[Excerpts from a dataset]
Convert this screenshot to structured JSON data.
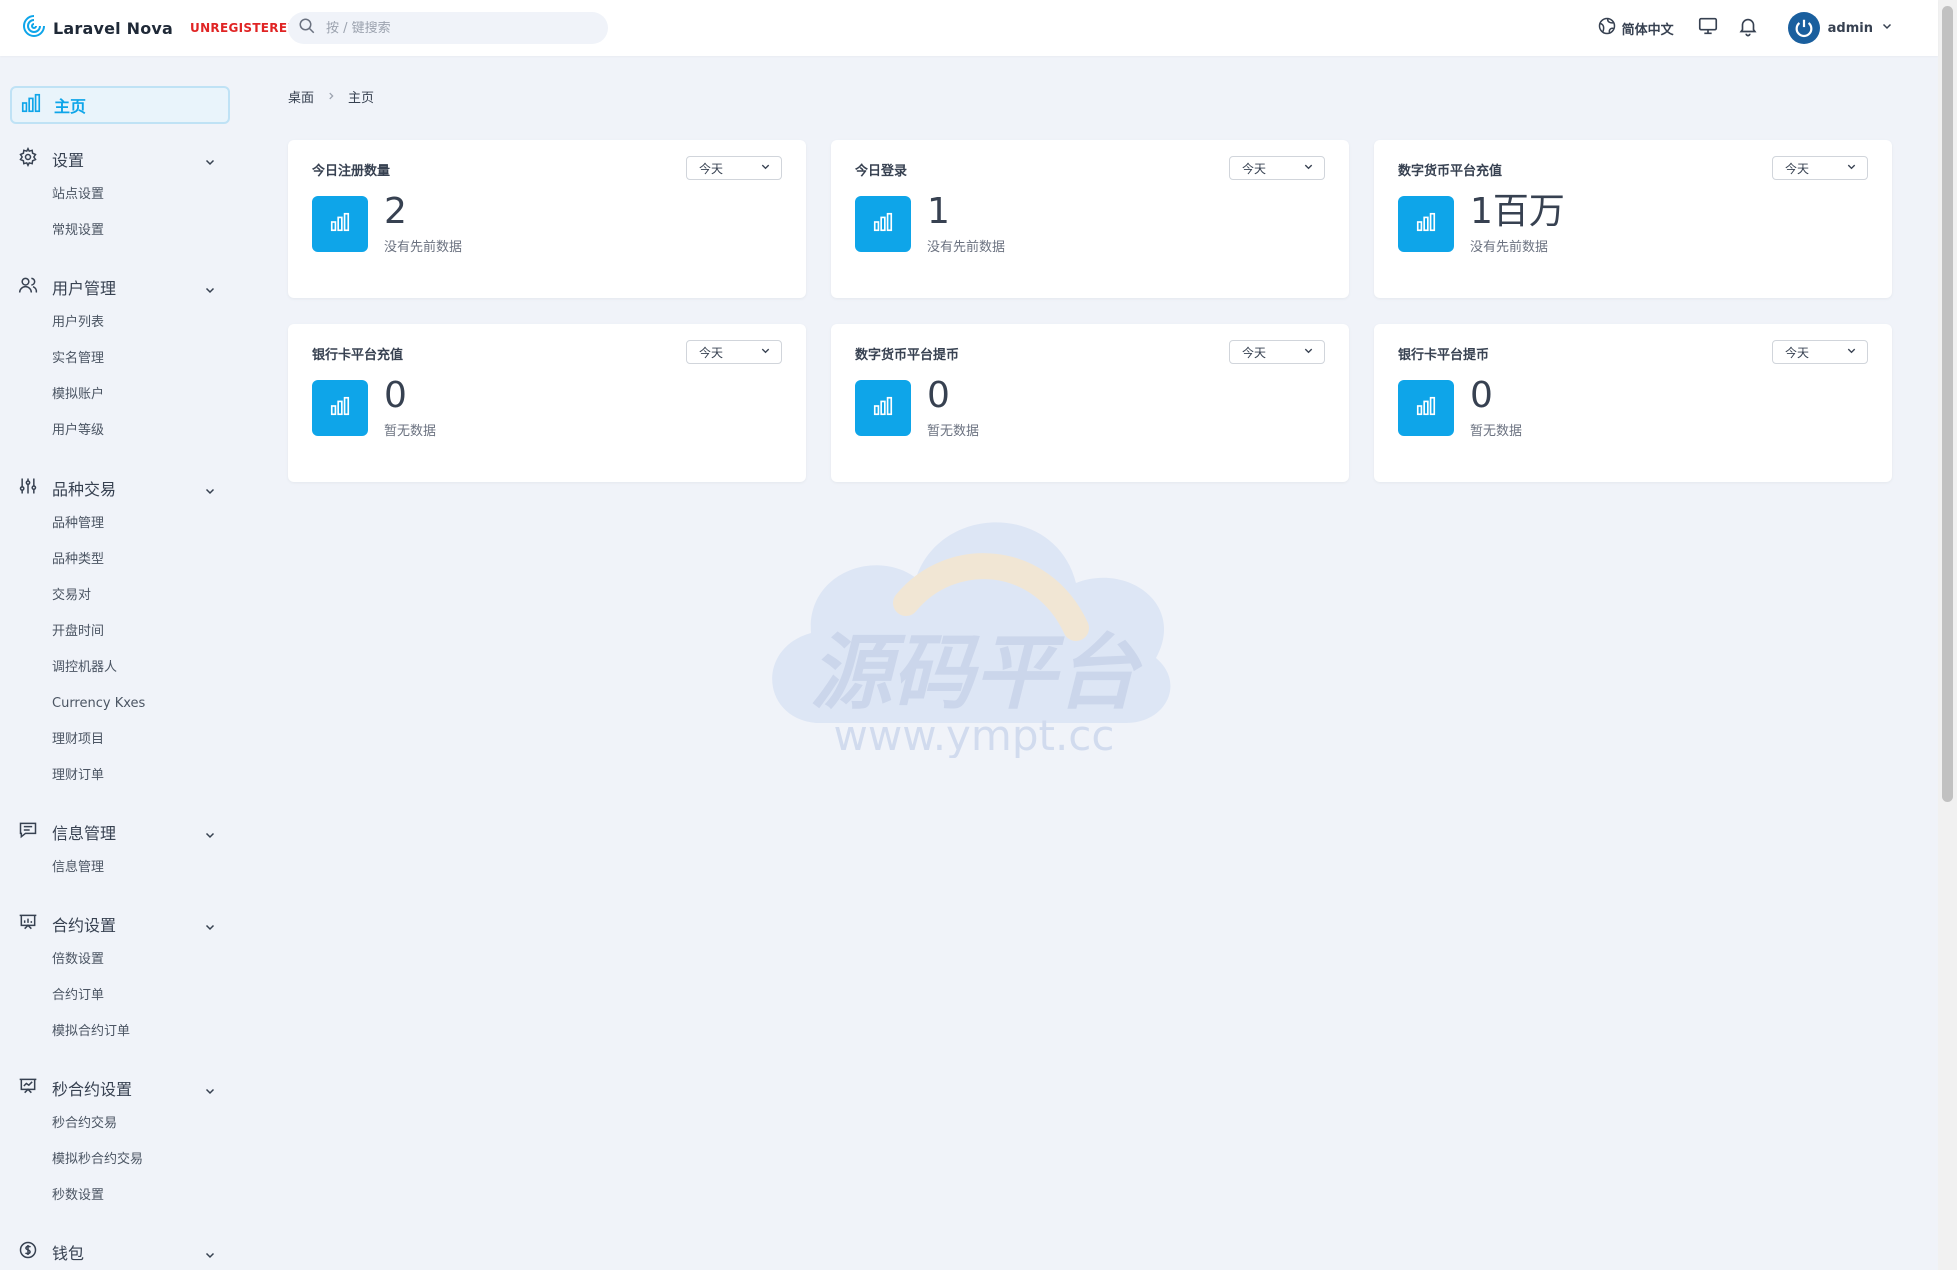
{
  "header": {
    "brand": "Laravel Nova",
    "brand_tag": "UNREGISTERED",
    "search_placeholder": "按 / 键搜索",
    "language": "简体中文",
    "user": "admin"
  },
  "sidebar": {
    "home": "主页",
    "groups": [
      {
        "label": "设置",
        "icon": "gear-icon",
        "items": [
          "站点设置",
          "常规设置"
        ]
      },
      {
        "label": "用户管理",
        "icon": "users-icon",
        "items": [
          "用户列表",
          "实名管理",
          "模拟账户",
          "用户等级"
        ]
      },
      {
        "label": "品种交易",
        "icon": "sliders-icon",
        "items": [
          "品种管理",
          "品种类型",
          "交易对",
          "开盘时间",
          "调控机器人",
          "Currency Kxes",
          "理财项目",
          "理财订单"
        ]
      },
      {
        "label": "信息管理",
        "icon": "chat-icon",
        "items": [
          "信息管理"
        ]
      },
      {
        "label": "合约设置",
        "icon": "presentation-chart-icon",
        "items": [
          "倍数设置",
          "合约订单",
          "模拟合约订单"
        ]
      },
      {
        "label": "秒合约设置",
        "icon": "presentation-chart-line-icon",
        "items": [
          "秒合约交易",
          "模拟秒合约交易",
          "秒数设置"
        ]
      },
      {
        "label": "钱包",
        "icon": "dollar-circle-icon",
        "items": []
      }
    ]
  },
  "breadcrumb": [
    "桌面",
    "主页"
  ],
  "cards": [
    {
      "title": "今日注册数量",
      "range": "今天",
      "value": "2",
      "note": "没有先前数据"
    },
    {
      "title": "今日登录",
      "range": "今天",
      "value": "1",
      "note": "没有先前数据"
    },
    {
      "title": "数字货币平台充值",
      "range": "今天",
      "value": "1百万",
      "note": "没有先前数据"
    },
    {
      "title": "银行卡平台充值",
      "range": "今天",
      "value": "0",
      "note": "暂无数据"
    },
    {
      "title": "数字货币平台提币",
      "range": "今天",
      "value": "0",
      "note": "暂无数据"
    },
    {
      "title": "银行卡平台提币",
      "range": "今天",
      "value": "0",
      "note": "暂无数据"
    }
  ],
  "watermark": {
    "title": "源码平台",
    "url": "www.ympt.cc"
  },
  "colors": {
    "accent": "#0ea5e9",
    "danger": "#e02424",
    "bg": "#f0f3f9"
  }
}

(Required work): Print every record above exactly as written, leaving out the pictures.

(Solved problem):
Convert this screenshot to structured JSON data.
{
  "header": {
    "brand": "Laravel Nova",
    "brand_tag": "UNREGISTERED",
    "search_placeholder": "按 / 键搜索",
    "language": "简体中文",
    "user": "admin"
  },
  "sidebar": {
    "home": "主页",
    "groups": [
      {
        "label": "设置",
        "icon": "gear-icon",
        "items": [
          "站点设置",
          "常规设置"
        ]
      },
      {
        "label": "用户管理",
        "icon": "users-icon",
        "items": [
          "用户列表",
          "实名管理",
          "模拟账户",
          "用户等级"
        ]
      },
      {
        "label": "品种交易",
        "icon": "sliders-icon",
        "items": [
          "品种管理",
          "品种类型",
          "交易对",
          "开盘时间",
          "调控机器人",
          "Currency Kxes",
          "理财项目",
          "理财订单"
        ]
      },
      {
        "label": "信息管理",
        "icon": "chat-icon",
        "items": [
          "信息管理"
        ]
      },
      {
        "label": "合约设置",
        "icon": "presentation-chart-icon",
        "items": [
          "倍数设置",
          "合约订单",
          "模拟合约订单"
        ]
      },
      {
        "label": "秒合约设置",
        "icon": "presentation-chart-line-icon",
        "items": [
          "秒合约交易",
          "模拟秒合约交易",
          "秒数设置"
        ]
      },
      {
        "label": "钱包",
        "icon": "dollar-circle-icon",
        "items": []
      }
    ]
  },
  "breadcrumb": [
    "桌面",
    "主页"
  ],
  "cards": [
    {
      "title": "今日注册数量",
      "range": "今天",
      "value": "2",
      "note": "没有先前数据"
    },
    {
      "title": "今日登录",
      "range": "今天",
      "value": "1",
      "note": "没有先前数据"
    },
    {
      "title": "数字货币平台充值",
      "range": "今天",
      "value": "1百万",
      "note": "没有先前数据"
    },
    {
      "title": "银行卡平台充值",
      "range": "今天",
      "value": "0",
      "note": "暂无数据"
    },
    {
      "title": "数字货币平台提币",
      "range": "今天",
      "value": "0",
      "note": "暂无数据"
    },
    {
      "title": "银行卡平台提币",
      "range": "今天",
      "value": "0",
      "note": "暂无数据"
    }
  ],
  "watermark": {
    "title": "源码平台",
    "url": "www.ympt.cc"
  },
  "colors": {
    "accent": "#0ea5e9",
    "danger": "#e02424",
    "bg": "#f0f3f9"
  }
}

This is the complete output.